Border Hardwoods managing Director, Charlie Bevan-Jones and Sales Director Mick Fabre, were delighted to attend the European Oak Conference this year.
The event was organized by the TTF and looked at the problems of rising price and increasing pressure on availability.
“This was a fantastic opportunity to have a general market overview of the European Oak industry”, commented Charlie, “it’s important that we stay connected and switched on with what’s happening in Europe.
“There are currently so many worries in the industry, rising cost and an increased lack of raw product; these were all confirmed at the conference”, he added.
The lack of restriction on the export of round logs from France has resulted in a 181% increase in exports to China, resulting in a dramatic price increase. This is due to a recent reduction in tax from the Chinese government on the import of raw materials; this has increased export volumes from European countries and increased the price of the raw product, for buyers in the EU.
“This causes issues for us as British importers of hardwoods, as the cost of our raw material is rising”, Mick commented, “So events like this are really important to see what is going on and continue an atmosphere of cooperation with our European friends regardless of Brexit”.

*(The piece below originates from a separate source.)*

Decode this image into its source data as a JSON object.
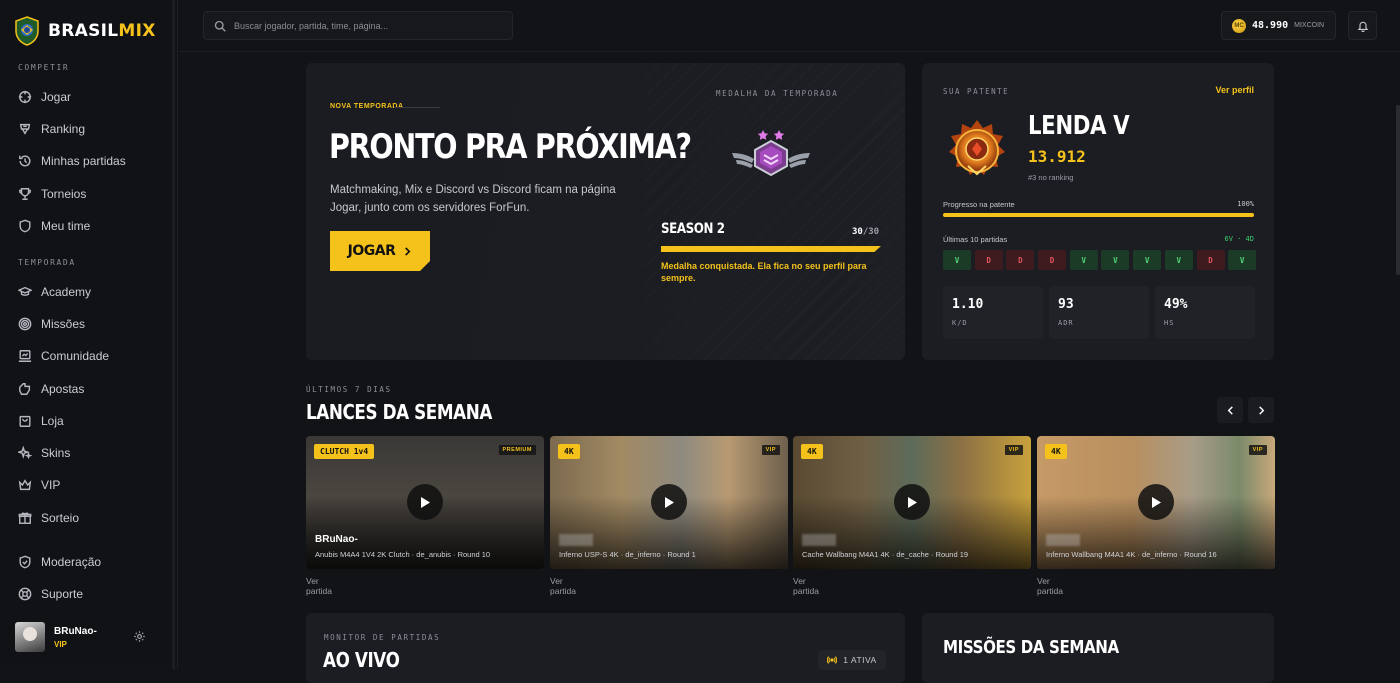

Currently, the EU is trying to make laws to reduce the export of European timber to the Far East; thus increasing and protecting the timber trade in the European Union.

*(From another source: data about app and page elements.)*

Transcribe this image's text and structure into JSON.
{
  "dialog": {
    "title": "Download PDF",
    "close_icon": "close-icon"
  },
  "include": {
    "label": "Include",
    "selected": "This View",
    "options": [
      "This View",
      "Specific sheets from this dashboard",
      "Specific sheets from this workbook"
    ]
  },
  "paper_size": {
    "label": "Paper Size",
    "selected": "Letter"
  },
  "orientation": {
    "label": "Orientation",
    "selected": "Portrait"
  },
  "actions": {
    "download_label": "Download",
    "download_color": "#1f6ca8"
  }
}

Charlie explained that “Although we have plenty of regulations on imports like the EUTR, exports are not as heavily regulated, and hopefully the EU will address this issue in a way that is best for European growers and timber merchants.
“The problem is, most of the forests in France where we source our timber are privately owned which makes legislation difficult to implement, it will be interesting to see what is in store for the industry over the next few years”

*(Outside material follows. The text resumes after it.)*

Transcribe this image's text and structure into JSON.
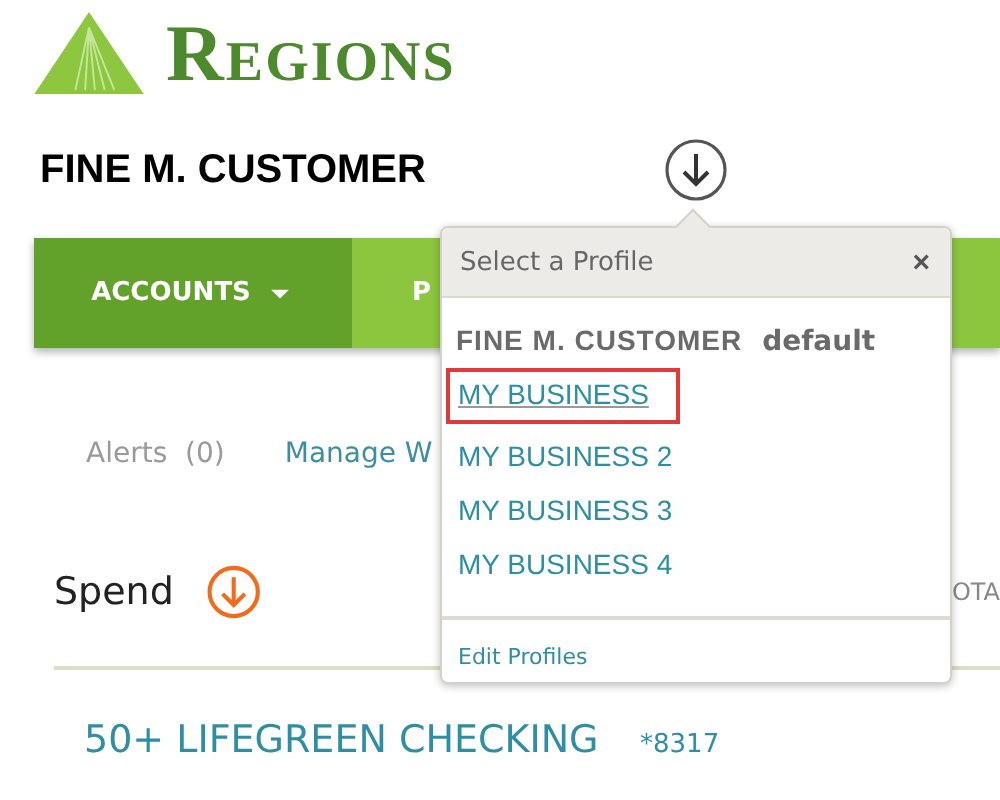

The availability of European Oak has also been affected by changes in the important and export of Oak from Croatia and Ukraine; this is mainly due to the impact of pests in Croatia and the implementation of Ukraine government’s measures to improve the domestic industry.